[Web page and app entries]
────────────────

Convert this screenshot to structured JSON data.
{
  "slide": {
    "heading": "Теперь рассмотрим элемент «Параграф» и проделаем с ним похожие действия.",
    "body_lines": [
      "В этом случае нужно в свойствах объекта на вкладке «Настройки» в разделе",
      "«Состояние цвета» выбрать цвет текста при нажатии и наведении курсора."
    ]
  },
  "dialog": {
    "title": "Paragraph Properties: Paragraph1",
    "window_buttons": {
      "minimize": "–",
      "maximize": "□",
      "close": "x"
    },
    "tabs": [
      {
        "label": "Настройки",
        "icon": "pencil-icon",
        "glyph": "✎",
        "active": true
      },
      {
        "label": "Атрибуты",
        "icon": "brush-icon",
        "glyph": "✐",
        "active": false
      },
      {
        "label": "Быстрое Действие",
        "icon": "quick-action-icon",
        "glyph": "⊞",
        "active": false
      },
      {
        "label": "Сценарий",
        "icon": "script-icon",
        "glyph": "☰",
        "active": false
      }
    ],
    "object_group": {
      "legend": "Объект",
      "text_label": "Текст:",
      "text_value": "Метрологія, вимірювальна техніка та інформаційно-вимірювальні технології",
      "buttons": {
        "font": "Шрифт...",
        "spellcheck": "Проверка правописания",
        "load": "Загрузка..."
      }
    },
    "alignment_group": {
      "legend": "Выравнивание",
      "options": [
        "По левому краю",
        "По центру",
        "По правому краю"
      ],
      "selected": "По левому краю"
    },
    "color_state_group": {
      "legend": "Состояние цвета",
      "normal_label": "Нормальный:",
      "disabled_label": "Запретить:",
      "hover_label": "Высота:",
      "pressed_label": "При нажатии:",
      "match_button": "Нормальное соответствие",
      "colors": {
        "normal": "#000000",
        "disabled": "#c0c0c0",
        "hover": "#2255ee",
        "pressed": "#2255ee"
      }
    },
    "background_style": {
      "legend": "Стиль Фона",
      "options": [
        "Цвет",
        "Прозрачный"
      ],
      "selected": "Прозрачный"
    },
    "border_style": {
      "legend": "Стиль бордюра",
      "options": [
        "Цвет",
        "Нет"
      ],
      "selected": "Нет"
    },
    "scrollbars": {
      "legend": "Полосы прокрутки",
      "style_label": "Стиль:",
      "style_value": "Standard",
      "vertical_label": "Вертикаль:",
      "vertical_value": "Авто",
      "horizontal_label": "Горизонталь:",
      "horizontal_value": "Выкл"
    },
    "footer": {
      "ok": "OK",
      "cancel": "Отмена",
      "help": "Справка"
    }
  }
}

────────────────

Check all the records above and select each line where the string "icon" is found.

        "icon": "pencil-icon",
        "icon": "brush-icon",
        "icon": "quick-action-icon",
        "icon": "script-icon",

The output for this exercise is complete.